Now that the mirrors have been removed, Atkins told WFMY that administrators have seen “not as many visits to the bathroom, not staying as long, and students are held accountable—and then when there’s accountability you see a great difference.”

It seems the move lies in tandem with an overall approach to “digital citizenship,” which Atkins notes is a concerted effort to teach children how to use their devices responsibly in lieu of removing access altogether. The district has also implemented a “digital hall pass” system to keep track of students’ whereabouts throughout the day.

“The pass allows students to check in and out when leaving class, so we know where students are at all times for safety and accountability,” Atkins said.

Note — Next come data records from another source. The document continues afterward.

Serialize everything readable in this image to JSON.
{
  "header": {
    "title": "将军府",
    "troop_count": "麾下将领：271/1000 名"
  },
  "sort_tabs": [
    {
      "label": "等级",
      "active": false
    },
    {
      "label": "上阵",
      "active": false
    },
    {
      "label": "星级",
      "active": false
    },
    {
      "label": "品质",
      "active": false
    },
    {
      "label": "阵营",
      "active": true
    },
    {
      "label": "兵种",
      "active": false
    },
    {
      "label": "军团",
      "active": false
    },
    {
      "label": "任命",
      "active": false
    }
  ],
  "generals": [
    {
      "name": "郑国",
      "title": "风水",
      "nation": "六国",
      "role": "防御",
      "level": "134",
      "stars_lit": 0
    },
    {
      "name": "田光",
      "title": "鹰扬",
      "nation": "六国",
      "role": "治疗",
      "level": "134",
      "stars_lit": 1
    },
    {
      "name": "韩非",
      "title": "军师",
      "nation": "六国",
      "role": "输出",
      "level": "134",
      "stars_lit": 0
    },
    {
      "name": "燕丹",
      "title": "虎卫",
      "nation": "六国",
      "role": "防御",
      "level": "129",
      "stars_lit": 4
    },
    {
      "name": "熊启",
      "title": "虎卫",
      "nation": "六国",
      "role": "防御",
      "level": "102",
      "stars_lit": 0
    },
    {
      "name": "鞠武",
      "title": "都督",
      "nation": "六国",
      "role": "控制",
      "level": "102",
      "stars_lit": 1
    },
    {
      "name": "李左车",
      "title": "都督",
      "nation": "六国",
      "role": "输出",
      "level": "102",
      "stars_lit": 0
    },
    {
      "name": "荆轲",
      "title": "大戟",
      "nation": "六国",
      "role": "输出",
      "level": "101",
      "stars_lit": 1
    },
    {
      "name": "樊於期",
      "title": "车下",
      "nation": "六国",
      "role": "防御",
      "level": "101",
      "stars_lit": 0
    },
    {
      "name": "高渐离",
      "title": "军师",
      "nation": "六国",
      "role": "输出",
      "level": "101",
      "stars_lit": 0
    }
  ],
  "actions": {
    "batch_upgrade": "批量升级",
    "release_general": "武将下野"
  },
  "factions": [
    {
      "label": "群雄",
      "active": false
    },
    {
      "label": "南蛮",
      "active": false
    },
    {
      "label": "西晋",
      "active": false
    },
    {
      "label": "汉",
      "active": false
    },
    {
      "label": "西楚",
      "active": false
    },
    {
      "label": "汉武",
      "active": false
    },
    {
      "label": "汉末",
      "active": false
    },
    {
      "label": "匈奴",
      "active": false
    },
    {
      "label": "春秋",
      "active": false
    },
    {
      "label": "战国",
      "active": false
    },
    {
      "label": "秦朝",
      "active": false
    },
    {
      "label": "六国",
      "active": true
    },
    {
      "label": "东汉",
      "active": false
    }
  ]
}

Of course, aside from the distraction of taking class time to record videos, it’s understandable why some students might feel bathroom anxiety knowing their classmates are filming in what should be a private space. That said, arguments for and against the removal of mirrors are mixed, with some believing that the mirrors are not the problem—the phones are.

As Scott Roth, PsyD, a school psychologist and the founder and clinical director of Applied Psychological Services of New Jersey, told Parents, “There is a slot machine phenomenon that occurs with TikTok, Reels, and YouTube shorts. You hit the dopamine jackpot on an intermittent variable schedule. All of these platforms learn and feed you what it thinks you want to see. This is where the addiction component comes in.”

Roth feels that removing mirrors won’t prevent kids from consuming content, adding that the move “could actually increase a student’s use of their phone. Many teenagers use their phone’s camera to check their appearance.”

Instead, focus should fall on helping “preteens and teens moderate their decision-making when it comes to technology,” he said. “Developmentally, they do not have the ability to tackle this issue alone.”

Some commenters think students’ phones should be taken from them at the start of class, while others cite safety concerns should an emergency occur and kids aren’t able to reach their parents or caregivers quickly.

Only time will tell if the change is successful and if other districts follow suit, but it seems like there’s no clear-cut answer to keeping kids safe in school with the ubiquity of smartphone access.